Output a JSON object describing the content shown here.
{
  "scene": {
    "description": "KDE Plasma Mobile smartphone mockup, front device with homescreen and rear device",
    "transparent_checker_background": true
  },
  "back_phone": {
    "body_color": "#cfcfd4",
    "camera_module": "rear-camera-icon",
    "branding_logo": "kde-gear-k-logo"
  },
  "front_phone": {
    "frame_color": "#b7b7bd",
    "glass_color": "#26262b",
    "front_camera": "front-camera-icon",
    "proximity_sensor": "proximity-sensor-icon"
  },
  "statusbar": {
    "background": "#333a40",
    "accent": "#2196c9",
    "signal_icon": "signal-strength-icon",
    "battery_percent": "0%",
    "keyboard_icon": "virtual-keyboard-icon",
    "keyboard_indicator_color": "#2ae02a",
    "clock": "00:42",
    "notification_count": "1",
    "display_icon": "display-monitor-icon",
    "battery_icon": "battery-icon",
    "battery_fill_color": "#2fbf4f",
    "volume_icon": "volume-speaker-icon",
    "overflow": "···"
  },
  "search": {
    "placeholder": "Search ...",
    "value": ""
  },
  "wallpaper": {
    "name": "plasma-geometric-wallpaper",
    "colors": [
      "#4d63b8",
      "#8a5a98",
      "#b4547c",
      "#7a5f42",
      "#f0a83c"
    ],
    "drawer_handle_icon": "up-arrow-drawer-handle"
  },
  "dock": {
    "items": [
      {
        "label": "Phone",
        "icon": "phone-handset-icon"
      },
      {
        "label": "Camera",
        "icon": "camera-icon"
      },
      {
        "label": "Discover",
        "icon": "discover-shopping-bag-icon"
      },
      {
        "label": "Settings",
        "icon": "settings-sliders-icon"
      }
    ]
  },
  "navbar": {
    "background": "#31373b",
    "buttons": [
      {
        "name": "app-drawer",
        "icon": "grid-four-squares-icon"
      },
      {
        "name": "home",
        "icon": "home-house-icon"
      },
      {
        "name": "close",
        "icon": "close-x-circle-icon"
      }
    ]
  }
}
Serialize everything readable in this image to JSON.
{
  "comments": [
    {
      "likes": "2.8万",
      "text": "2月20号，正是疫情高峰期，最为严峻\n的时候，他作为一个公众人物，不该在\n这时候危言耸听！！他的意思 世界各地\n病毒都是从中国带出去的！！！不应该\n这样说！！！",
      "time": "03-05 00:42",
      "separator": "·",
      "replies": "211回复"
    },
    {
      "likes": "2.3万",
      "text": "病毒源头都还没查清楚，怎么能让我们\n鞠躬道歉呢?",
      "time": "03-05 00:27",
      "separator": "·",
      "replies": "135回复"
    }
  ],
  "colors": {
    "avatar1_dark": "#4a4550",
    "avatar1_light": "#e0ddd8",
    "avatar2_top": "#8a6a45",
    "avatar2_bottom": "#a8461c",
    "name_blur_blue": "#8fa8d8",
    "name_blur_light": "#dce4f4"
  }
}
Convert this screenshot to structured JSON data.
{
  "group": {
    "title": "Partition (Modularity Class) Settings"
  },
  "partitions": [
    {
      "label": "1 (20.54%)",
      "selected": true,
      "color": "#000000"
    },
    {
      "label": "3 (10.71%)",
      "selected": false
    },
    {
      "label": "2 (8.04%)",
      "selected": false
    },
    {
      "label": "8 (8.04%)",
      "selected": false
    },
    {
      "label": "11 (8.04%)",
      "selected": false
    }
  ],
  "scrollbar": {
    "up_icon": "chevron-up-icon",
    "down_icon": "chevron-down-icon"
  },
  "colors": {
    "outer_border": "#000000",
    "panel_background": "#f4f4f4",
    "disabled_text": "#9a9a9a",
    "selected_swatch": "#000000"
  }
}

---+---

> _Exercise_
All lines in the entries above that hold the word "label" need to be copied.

> _Finished exercise_
        "label": "Phone",
        "label": "Camera",
        "label": "Discover",
        "label": "Settings",
      "label": "1 (20.54%)",
      "label": "3 (10.71%)",
      "label": "2 (8.04%)",
      "label": "8 (8.04%)",
      "label": "11 (8.04%)",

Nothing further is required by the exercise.